> _Working data_:
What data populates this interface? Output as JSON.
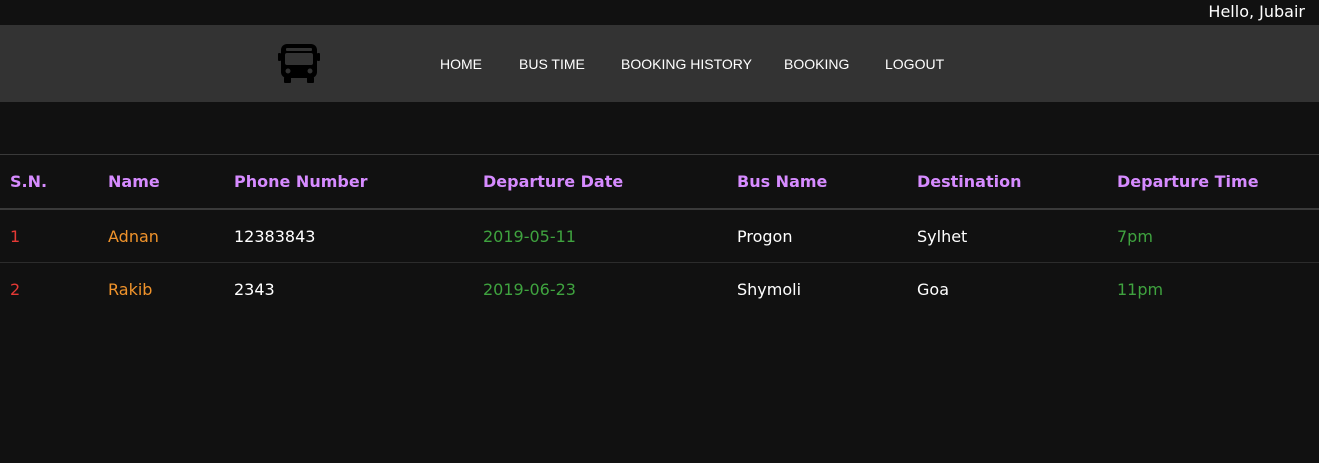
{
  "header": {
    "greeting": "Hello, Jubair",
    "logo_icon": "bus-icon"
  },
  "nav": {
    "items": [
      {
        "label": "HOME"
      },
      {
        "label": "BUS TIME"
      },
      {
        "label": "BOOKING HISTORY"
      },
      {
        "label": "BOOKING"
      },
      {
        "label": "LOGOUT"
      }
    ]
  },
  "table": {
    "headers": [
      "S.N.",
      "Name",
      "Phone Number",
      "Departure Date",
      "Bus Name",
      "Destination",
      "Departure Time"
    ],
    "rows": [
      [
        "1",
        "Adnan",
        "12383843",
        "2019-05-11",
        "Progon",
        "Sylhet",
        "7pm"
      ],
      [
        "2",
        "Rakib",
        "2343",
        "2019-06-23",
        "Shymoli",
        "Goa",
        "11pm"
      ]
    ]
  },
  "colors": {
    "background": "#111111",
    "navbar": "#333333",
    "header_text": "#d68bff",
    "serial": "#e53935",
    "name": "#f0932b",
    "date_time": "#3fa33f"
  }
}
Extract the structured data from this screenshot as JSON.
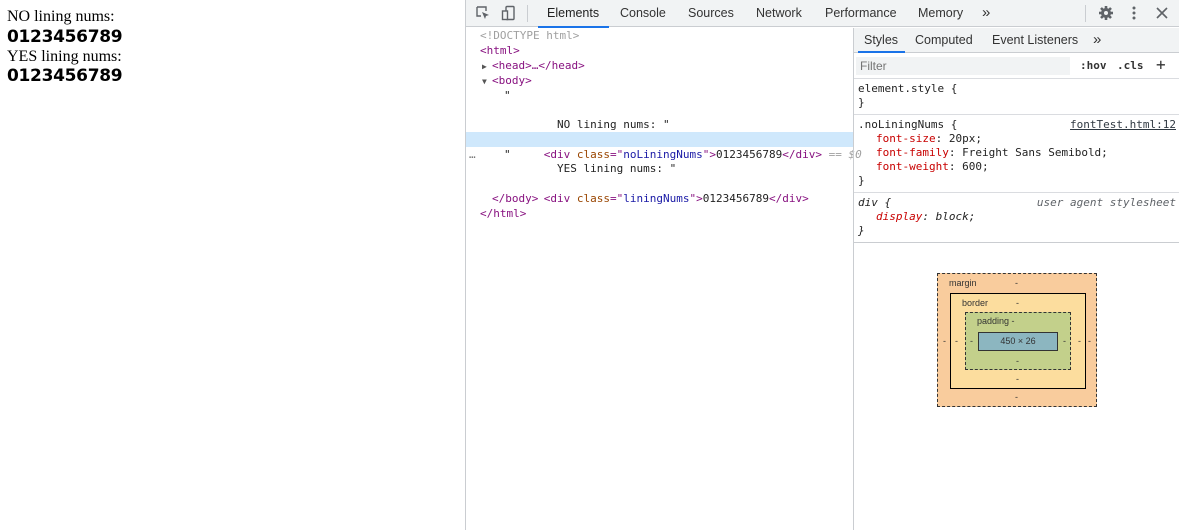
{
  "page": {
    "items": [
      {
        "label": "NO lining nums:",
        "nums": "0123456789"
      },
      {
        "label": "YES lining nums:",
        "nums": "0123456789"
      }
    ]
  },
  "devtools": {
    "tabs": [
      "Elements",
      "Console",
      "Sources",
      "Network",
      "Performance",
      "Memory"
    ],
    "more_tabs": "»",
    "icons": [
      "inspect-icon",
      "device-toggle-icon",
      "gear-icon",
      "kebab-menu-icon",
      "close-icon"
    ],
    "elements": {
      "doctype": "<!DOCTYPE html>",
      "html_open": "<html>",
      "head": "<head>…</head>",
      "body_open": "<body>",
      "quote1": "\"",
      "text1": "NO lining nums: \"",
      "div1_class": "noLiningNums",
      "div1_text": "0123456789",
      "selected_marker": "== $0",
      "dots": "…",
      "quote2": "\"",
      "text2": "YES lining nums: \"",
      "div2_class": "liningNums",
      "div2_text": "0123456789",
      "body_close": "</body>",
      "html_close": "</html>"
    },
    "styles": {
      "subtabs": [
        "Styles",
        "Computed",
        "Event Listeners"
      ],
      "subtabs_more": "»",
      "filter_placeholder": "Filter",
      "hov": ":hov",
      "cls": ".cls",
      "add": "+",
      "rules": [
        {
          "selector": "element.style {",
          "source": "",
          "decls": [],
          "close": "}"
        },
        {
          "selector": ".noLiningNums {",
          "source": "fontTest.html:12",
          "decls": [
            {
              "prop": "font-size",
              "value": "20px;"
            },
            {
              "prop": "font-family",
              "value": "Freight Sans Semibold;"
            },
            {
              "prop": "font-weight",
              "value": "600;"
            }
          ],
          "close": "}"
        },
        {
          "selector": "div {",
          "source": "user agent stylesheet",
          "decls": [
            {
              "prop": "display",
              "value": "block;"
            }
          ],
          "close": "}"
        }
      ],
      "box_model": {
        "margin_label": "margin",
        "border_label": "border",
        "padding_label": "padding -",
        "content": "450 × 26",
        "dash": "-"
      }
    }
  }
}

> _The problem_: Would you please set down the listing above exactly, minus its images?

> _Solution below_:
What data populates this interface? Output as JSON.
{
  "header": {
    "greeting": "Hello, Jubair",
    "logo_icon": "bus-icon"
  },
  "nav": {
    "items": [
      {
        "label": "HOME"
      },
      {
        "label": "BUS TIME"
      },
      {
        "label": "BOOKING HISTORY"
      },
      {
        "label": "BOOKING"
      },
      {
        "label": "LOGOUT"
      }
    ]
  },
  "table": {
    "headers": [
      "S.N.",
      "Name",
      "Phone Number",
      "Departure Date",
      "Bus Name",
      "Destination",
      "Departure Time"
    ],
    "rows": [
      [
        "1",
        "Adnan",
        "12383843",
        "2019-05-11",
        "Progon",
        "Sylhet",
        "7pm"
      ],
      [
        "2",
        "Rakib",
        "2343",
        "2019-06-23",
        "Shymoli",
        "Goa",
        "11pm"
      ]
    ]
  },
  "colors": {
    "background": "#111111",
    "navbar": "#333333",
    "header_text": "#d68bff",
    "serial": "#e53935",
    "name": "#f0932b",
    "date_time": "#3fa33f"
  }
}
Extract the structured data from this screenshot as JSON.
{
  "page": {
    "items": [
      {
        "label": "NO lining nums:",
        "nums": "0123456789"
      },
      {
        "label": "YES lining nums:",
        "nums": "0123456789"
      }
    ]
  },
  "devtools": {
    "tabs": [
      "Elements",
      "Console",
      "Sources",
      "Network",
      "Performance",
      "Memory"
    ],
    "more_tabs": "»",
    "icons": [
      "inspect-icon",
      "device-toggle-icon",
      "gear-icon",
      "kebab-menu-icon",
      "close-icon"
    ],
    "elements": {
      "doctype": "<!DOCTYPE html>",
      "html_open": "<html>",
      "head": "<head>…</head>",
      "body_open": "<body>",
      "quote1": "\"",
      "text1": "NO lining nums: \"",
      "div1_class": "noLiningNums",
      "div1_text": "0123456789",
      "selected_marker": "== $0",
      "dots": "…",
      "quote2": "\"",
      "text2": "YES lining nums: \"",
      "div2_class": "liningNums",
      "div2_text": "0123456789",
      "body_close": "</body>",
      "html_close": "</html>"
    },
    "styles": {
      "subtabs": [
        "Styles",
        "Computed",
        "Event Listeners"
      ],
      "subtabs_more": "»",
      "filter_placeholder": "Filter",
      "hov": ":hov",
      "cls": ".cls",
      "add": "+",
      "rules": [
        {
          "selector": "element.style {",
          "source": "",
          "decls": [],
          "close": "}"
        },
        {
          "selector": ".noLiningNums {",
          "source": "fontTest.html:12",
          "decls": [
            {
              "prop": "font-size",
              "value": "20px;"
            },
            {
              "prop": "font-family",
              "value": "Freight Sans Semibold;"
            },
            {
              "prop": "font-weight",
              "value": "600;"
            }
          ],
          "close": "}"
        },
        {
          "selector": "div {",
          "source": "user agent stylesheet",
          "decls": [
            {
              "prop": "display",
              "value": "block;"
            }
          ],
          "close": "}"
        }
      ],
      "box_model": {
        "margin_label": "margin",
        "border_label": "border",
        "padding_label": "padding -",
        "content": "450 × 26",
        "dash": "-"
      }
    }
  }
}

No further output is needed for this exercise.